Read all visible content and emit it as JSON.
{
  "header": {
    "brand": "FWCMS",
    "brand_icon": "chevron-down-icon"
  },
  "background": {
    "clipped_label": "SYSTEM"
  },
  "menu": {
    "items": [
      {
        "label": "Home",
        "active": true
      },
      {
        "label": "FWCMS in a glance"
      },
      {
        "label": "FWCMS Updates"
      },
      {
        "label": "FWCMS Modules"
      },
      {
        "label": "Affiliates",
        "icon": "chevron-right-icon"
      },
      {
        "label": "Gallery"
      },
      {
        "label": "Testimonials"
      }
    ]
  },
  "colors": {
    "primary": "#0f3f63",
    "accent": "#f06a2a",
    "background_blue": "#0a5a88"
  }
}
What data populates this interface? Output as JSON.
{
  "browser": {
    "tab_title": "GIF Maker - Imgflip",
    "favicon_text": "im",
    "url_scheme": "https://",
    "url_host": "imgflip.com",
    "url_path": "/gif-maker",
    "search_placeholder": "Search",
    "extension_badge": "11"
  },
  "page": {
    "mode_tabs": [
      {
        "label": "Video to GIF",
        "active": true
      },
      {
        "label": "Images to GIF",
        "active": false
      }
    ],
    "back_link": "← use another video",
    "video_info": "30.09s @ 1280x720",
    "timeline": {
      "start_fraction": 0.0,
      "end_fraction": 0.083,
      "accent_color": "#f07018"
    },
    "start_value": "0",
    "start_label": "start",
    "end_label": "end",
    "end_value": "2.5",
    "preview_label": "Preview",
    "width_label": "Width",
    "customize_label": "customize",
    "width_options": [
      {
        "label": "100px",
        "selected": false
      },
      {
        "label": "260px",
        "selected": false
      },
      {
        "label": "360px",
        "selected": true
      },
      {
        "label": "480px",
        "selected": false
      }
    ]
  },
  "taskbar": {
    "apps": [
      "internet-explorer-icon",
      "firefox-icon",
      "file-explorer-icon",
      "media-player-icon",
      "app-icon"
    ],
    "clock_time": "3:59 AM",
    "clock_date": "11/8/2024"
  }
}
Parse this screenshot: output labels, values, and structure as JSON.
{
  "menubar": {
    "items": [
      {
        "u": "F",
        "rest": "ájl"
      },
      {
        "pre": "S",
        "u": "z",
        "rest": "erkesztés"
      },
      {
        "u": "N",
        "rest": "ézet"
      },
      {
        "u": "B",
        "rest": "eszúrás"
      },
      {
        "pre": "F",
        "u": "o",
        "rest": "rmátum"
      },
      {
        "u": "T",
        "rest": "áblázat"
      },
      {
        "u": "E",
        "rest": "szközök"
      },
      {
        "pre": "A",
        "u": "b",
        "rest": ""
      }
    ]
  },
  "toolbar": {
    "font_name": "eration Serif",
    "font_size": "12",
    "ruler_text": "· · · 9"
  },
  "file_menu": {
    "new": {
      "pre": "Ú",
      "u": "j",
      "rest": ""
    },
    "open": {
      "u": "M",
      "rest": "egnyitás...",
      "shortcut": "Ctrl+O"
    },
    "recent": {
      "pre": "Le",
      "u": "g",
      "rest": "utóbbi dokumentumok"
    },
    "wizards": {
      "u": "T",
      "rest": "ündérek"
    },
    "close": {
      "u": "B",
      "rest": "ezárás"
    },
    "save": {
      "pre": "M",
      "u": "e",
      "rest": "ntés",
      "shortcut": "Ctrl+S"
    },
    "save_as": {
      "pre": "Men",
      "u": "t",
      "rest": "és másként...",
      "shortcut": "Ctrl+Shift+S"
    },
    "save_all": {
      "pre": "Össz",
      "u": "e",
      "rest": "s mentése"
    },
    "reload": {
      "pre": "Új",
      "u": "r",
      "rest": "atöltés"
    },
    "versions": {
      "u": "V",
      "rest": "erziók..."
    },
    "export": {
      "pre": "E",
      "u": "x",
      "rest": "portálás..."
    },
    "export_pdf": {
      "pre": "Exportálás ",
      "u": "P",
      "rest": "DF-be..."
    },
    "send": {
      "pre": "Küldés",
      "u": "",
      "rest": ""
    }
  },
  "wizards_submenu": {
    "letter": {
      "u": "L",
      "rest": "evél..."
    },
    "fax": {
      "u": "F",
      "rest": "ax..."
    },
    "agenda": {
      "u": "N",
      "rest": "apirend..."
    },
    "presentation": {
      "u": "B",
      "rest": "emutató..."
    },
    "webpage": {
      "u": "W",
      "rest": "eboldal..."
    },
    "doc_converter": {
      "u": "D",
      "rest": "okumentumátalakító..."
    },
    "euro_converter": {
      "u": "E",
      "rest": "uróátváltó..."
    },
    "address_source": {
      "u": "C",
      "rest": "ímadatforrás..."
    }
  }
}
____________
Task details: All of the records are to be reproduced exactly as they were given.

Output of the task:
Read all visible content and emit it as JSON.
{
  "header": {
    "brand": "FWCMS",
    "brand_icon": "chevron-down-icon"
  },
  "background": {
    "clipped_label": "SYSTEM"
  },
  "menu": {
    "items": [
      {
        "label": "Home",
        "active": true
      },
      {
        "label": "FWCMS in a glance"
      },
      {
        "label": "FWCMS Updates"
      },
      {
        "label": "FWCMS Modules"
      },
      {
        "label": "Affiliates",
        "icon": "chevron-right-icon"
      },
      {
        "label": "Gallery"
      },
      {
        "label": "Testimonials"
      }
    ]
  },
  "colors": {
    "primary": "#0f3f63",
    "accent": "#f06a2a",
    "background_blue": "#0a5a88"
  }
}
What data populates this interface? Output as JSON.
{
  "browser": {
    "tab_title": "GIF Maker - Imgflip",
    "favicon_text": "im",
    "url_scheme": "https://",
    "url_host": "imgflip.com",
    "url_path": "/gif-maker",
    "search_placeholder": "Search",
    "extension_badge": "11"
  },
  "page": {
    "mode_tabs": [
      {
        "label": "Video to GIF",
        "active": true
      },
      {
        "label": "Images to GIF",
        "active": false
      }
    ],
    "back_link": "← use another video",
    "video_info": "30.09s @ 1280x720",
    "timeline": {
      "start_fraction": 0.0,
      "end_fraction": 0.083,
      "accent_color": "#f07018"
    },
    "start_value": "0",
    "start_label": "start",
    "end_label": "end",
    "end_value": "2.5",
    "preview_label": "Preview",
    "width_label": "Width",
    "customize_label": "customize",
    "width_options": [
      {
        "label": "100px",
        "selected": false
      },
      {
        "label": "260px",
        "selected": false
      },
      {
        "label": "360px",
        "selected": true
      },
      {
        "label": "480px",
        "selected": false
      }
    ]
  },
  "taskbar": {
    "apps": [
      "internet-explorer-icon",
      "firefox-icon",
      "file-explorer-icon",
      "media-player-icon",
      "app-icon"
    ],
    "clock_time": "3:59 AM",
    "clock_date": "11/8/2024"
  }
}
Parse this screenshot: output labels, values, and structure as JSON.
{
  "menubar": {
    "items": [
      {
        "u": "F",
        "rest": "ájl"
      },
      {
        "pre": "S",
        "u": "z",
        "rest": "erkesztés"
      },
      {
        "u": "N",
        "rest": "ézet"
      },
      {
        "u": "B",
        "rest": "eszúrás"
      },
      {
        "pre": "F",
        "u": "o",
        "rest": "rmátum"
      },
      {
        "u": "T",
        "rest": "áblázat"
      },
      {
        "u": "E",
        "rest": "szközök"
      },
      {
        "pre": "A",
        "u": "b",
        "rest": ""
      }
    ]
  },
  "toolbar": {
    "font_name": "eration Serif",
    "font_size": "12",
    "ruler_text": "· · · 9"
  },
  "file_menu": {
    "new": {
      "pre": "Ú",
      "u": "j",
      "rest": ""
    },
    "open": {
      "u": "M",
      "rest": "egnyitás...",
      "shortcut": "Ctrl+O"
    },
    "recent": {
      "pre": "Le",
      "u": "g",
      "rest": "utóbbi dokumentumok"
    },
    "wizards": {
      "u": "T",
      "rest": "ündérek"
    },
    "close": {
      "u": "B",
      "rest": "ezárás"
    },
    "save": {
      "pre": "M",
      "u": "e",
      "rest": "ntés",
      "shortcut": "Ctrl+S"
    },
    "save_as": {
      "pre": "Men",
      "u": "t",
      "rest": "és másként...",
      "shortcut": "Ctrl+Shift+S"
    },
    "save_all": {
      "pre": "Össz",
      "u": "e",
      "rest": "s mentése"
    },
    "reload": {
      "pre": "Új",
      "u": "r",
      "rest": "atöltés"
    },
    "versions": {
      "u": "V",
      "rest": "erziók..."
    },
    "export": {
      "pre": "E",
      "u": "x",
      "rest": "portálás..."
    },
    "export_pdf": {
      "pre": "Exportálás ",
      "u": "P",
      "rest": "DF-be..."
    },
    "send": {
      "pre": "Küldés",
      "u": "",
      "rest": ""
    }
  },
  "wizards_submenu": {
    "letter": {
      "u": "L",
      "rest": "evél..."
    },
    "fax": {
      "u": "F",
      "rest": "ax..."
    },
    "agenda": {
      "u": "N",
      "rest": "apirend..."
    },
    "presentation": {
      "u": "B",
      "rest": "emutató..."
    },
    "webpage": {
      "u": "W",
      "rest": "eboldal..."
    },
    "doc_converter": {
      "u": "D",
      "rest": "okumentumátalakító..."
    },
    "euro_converter": {
      "u": "E",
      "rest": "uróátváltó..."
    },
    "address_source": {
      "u": "C",
      "rest": "ímadatforrás..."
    }
  }
}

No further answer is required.